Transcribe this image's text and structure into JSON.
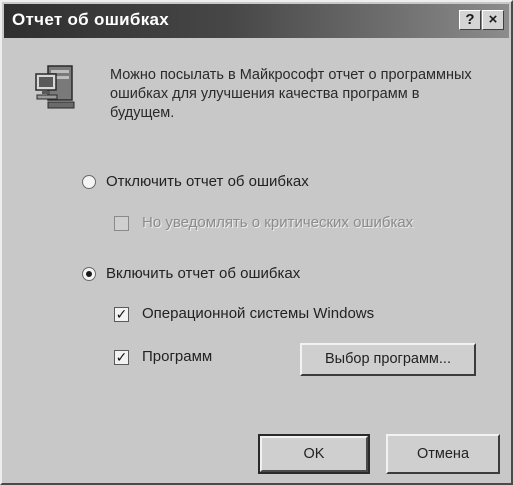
{
  "window": {
    "title": "Отчет об ошибках"
  },
  "titlebar": {
    "help_label": "?",
    "close_label": "×"
  },
  "icons": {
    "app": "computer-icon"
  },
  "description": "Можно посылать в Майкрософт отчет о программных ошибках для улучшения качества программ в будущем.",
  "options": {
    "disable_label": "Отключить отчет об ошибках",
    "disable_selected": false,
    "notify_critical_label": "Но уведомлять о критических ошибках",
    "notify_critical_checked": false,
    "notify_critical_enabled": false,
    "enable_label": "Включить отчет об ошибках",
    "enable_selected": true,
    "os_label": "Операционной системы Windows",
    "os_checked": true,
    "programs_label": "Программ",
    "programs_checked": true,
    "choose_programs_label": "Выбор программ..."
  },
  "buttons": {
    "ok_label": "OK",
    "cancel_label": "Отмена"
  }
}
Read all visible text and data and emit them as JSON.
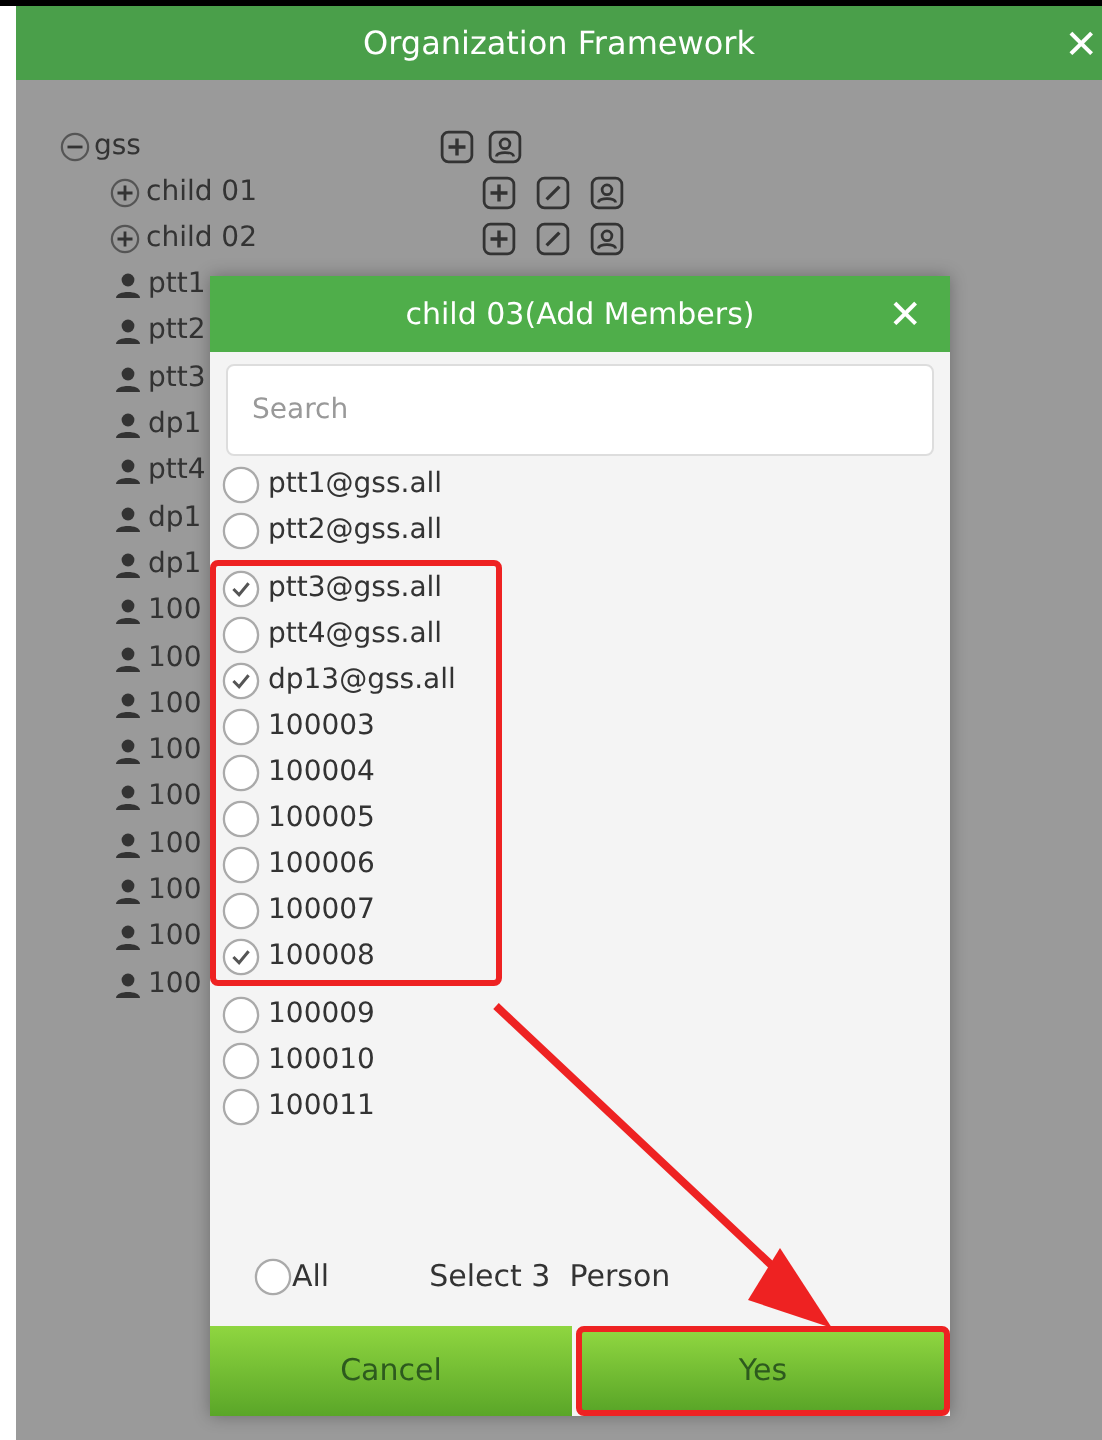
{
  "window": {
    "title": "Organization Framework",
    "close": "✕"
  },
  "tree": {
    "label": "gss",
    "expanded": true,
    "actions": [
      {
        "kind": "add"
      },
      {
        "kind": "member"
      }
    ],
    "children": [
      {
        "label": "child 01",
        "expanded": false,
        "actions": [
          {
            "kind": "add"
          },
          {
            "kind": "edit"
          },
          {
            "kind": "member"
          }
        ]
      },
      {
        "label": "child 02",
        "expanded": false,
        "actions": [
          {
            "kind": "add"
          },
          {
            "kind": "edit"
          },
          {
            "kind": "member"
          }
        ]
      }
    ],
    "members": [
      "ptt1",
      "ptt2",
      "ptt3",
      "dp1",
      "ptt4",
      "dp1",
      "dp1",
      "100",
      "100",
      "100",
      "100",
      "100",
      "100",
      "100",
      "100",
      "100"
    ]
  },
  "dialog": {
    "title": "child 03(Add Members)",
    "close": "✕",
    "search": {
      "placeholder": "Search"
    },
    "member_groups": [
      {
        "highlighted": false,
        "members": [
          {
            "label": "ptt1@gss.all",
            "checked": false
          },
          {
            "label": "ptt2@gss.all",
            "checked": false
          }
        ]
      },
      {
        "highlighted": true,
        "members": [
          {
            "label": "ptt3@gss.all",
            "checked": true
          },
          {
            "label": "ptt4@gss.all",
            "checked": false
          },
          {
            "label": "dp13@gss.all",
            "checked": true
          },
          {
            "label": "100003",
            "checked": false
          },
          {
            "label": "100004",
            "checked": false
          },
          {
            "label": "100005",
            "checked": false
          },
          {
            "label": "100006",
            "checked": false
          },
          {
            "label": "100007",
            "checked": false
          },
          {
            "label": "100008",
            "checked": true
          }
        ]
      },
      {
        "highlighted": false,
        "members": [
          {
            "label": "100009",
            "checked": false
          },
          {
            "label": "100010",
            "checked": false
          },
          {
            "label": "100011",
            "checked": false
          }
        ]
      }
    ],
    "select_all": {
      "label": "All",
      "checked": false
    },
    "summary": "Select 3  Person",
    "buttons": [
      {
        "label": "Cancel",
        "highlighted": false
      },
      {
        "label": "Yes",
        "highlighted": true
      }
    ]
  }
}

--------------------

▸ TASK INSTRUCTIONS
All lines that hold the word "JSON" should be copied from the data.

▸ EXERCISE SOLUTION
Transcribe this image's text and structure into JSON.
Read all visible text and data and emit them as JSON.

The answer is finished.